Some people want to keep their estate plan as simple as possible and only draft a will. Even those who protect themselves with a more comprehensive plan that includes a living will or powers of attorney may decide against adding a trust without much consideration.
A surprising number of people dismiss trusts as tools that are exclusively used by the incredibly wealthy. Those with significant assets can absolutely benefit from a trust. An estate plan with the trust integrated might avoid federal estate taxes, for example. However, there are many other benefits of estate planning trust that apply to the average person.
They can help you get state benefits
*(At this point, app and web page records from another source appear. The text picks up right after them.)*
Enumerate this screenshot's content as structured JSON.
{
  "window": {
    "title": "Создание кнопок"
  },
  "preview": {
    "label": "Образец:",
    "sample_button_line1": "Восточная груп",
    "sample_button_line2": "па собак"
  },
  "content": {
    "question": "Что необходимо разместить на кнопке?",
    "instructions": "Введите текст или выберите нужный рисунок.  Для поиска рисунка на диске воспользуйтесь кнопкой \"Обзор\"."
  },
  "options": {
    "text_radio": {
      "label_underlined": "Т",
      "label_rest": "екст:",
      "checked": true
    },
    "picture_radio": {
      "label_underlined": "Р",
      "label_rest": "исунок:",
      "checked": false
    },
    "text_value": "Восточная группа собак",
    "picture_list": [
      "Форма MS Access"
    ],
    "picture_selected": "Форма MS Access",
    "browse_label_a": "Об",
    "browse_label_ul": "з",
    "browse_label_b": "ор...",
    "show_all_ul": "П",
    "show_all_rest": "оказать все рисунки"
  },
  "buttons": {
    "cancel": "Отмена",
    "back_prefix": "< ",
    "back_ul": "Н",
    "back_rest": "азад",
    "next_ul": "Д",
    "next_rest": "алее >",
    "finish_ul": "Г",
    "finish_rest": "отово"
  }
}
As you get older, you may find that you need to stay in a nursing home. If you need to qualify for Medicaid, there can be a delay because of your previous financial transactions. Creating a trust years before you need benefits will make applying simpler.
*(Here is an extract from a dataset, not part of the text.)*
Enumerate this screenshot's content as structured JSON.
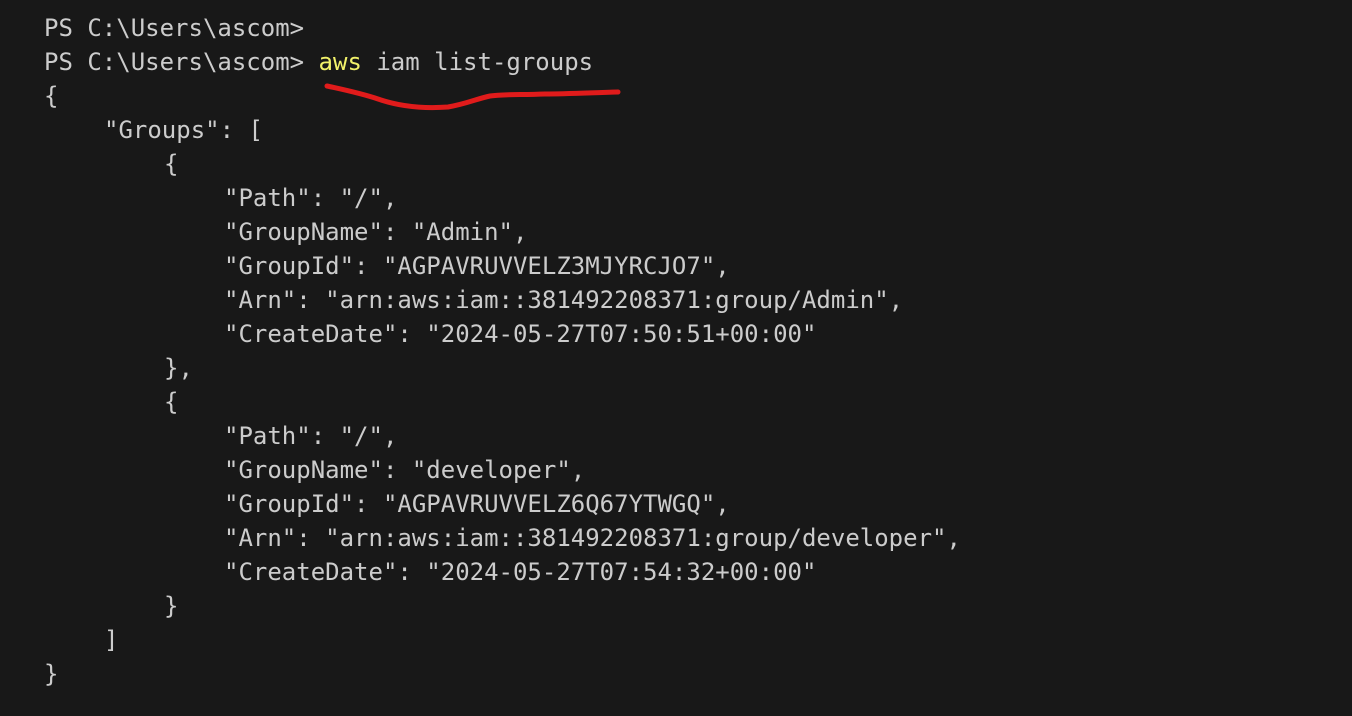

They can protect your property from creditors
If you die with a lot of personal debt, your creditors could potentially make a claim against your estate. California laws require the repayment of debt before the representative of the estate can distribute your property to your loved ones. Putting assets in a trust means they won’t have to go through probate court and therefore won’t be subject to creditor claims.
They can give you long-term control over your legacy
You can leave thousands of dollars to your grandchild hoping they will use it to buy a house, only to have them go on a trip to Europe or a spending spree after you die. If you create a trust, you can leave instructions about what happens to your property and how people use their inheritance. You can even arrange for unused assets to pass to a charity or someone else when your beneficiaries die.
Understanding how a trust might benefit you and your loved ones could inspire you to add one to your estate plan.